Environmental Systems and Societies is a dynamic and interdisciplinary field that investigates the intricate relationships between humans, ecosystems, and the nature. It encompasses the study of the environment, including its physical components, such as air, water, and land, as well as the organisms that inhabit it.
Living things in an area are components of interconnected systems based on cyclical feedback, which maintains a delicate balance between themselves, other species, and the non-living components of their environment. Hence, this feedback system is the ecosystem.

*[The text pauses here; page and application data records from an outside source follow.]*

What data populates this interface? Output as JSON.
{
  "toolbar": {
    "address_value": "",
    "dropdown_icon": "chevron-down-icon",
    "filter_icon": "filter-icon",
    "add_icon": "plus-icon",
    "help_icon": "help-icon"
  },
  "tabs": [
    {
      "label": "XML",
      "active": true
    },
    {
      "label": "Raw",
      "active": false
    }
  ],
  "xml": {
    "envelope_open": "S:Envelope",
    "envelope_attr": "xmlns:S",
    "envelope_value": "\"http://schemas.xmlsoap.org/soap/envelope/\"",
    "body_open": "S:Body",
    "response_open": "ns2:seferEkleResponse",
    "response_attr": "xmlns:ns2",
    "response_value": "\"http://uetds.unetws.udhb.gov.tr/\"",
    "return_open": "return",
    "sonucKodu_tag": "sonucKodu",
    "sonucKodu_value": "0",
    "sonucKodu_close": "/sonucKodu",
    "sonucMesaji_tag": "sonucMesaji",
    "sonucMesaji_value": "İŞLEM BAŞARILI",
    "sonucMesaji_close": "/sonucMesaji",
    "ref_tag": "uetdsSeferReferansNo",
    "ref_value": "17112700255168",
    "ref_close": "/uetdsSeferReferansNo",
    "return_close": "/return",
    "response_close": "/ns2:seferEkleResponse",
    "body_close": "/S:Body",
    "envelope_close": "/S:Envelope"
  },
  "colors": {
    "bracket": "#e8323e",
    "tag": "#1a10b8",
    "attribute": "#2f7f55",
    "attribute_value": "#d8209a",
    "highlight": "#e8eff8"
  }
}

The scale of an ecosystem can range dramatically, from minuscule hidden wonderlands in the soil of your house plant to the vast African savannas (National Geographic Society, 2020). The Earth essentially functions on the interconnectedness of ecosystems that sustain biomes (Wohlleben, 2015). Coral reefs, deserts, mountains, or tundra are all forms of biomes that are made up of a series of interconnected systems within them.
Each unique ecosystem has to distinguish between the environment and the climatic conditions that determine the species that inhabit it and, therefore, the type of ecosystem it is (National Geographic Society, 2020). A community is a group of species that interacts within these specific environmental conditions and consequently connects through a network of interactions that allows the energy and the nutrients to flow throughout the entire system so that nothing is wasted (Wohlleben, 2015).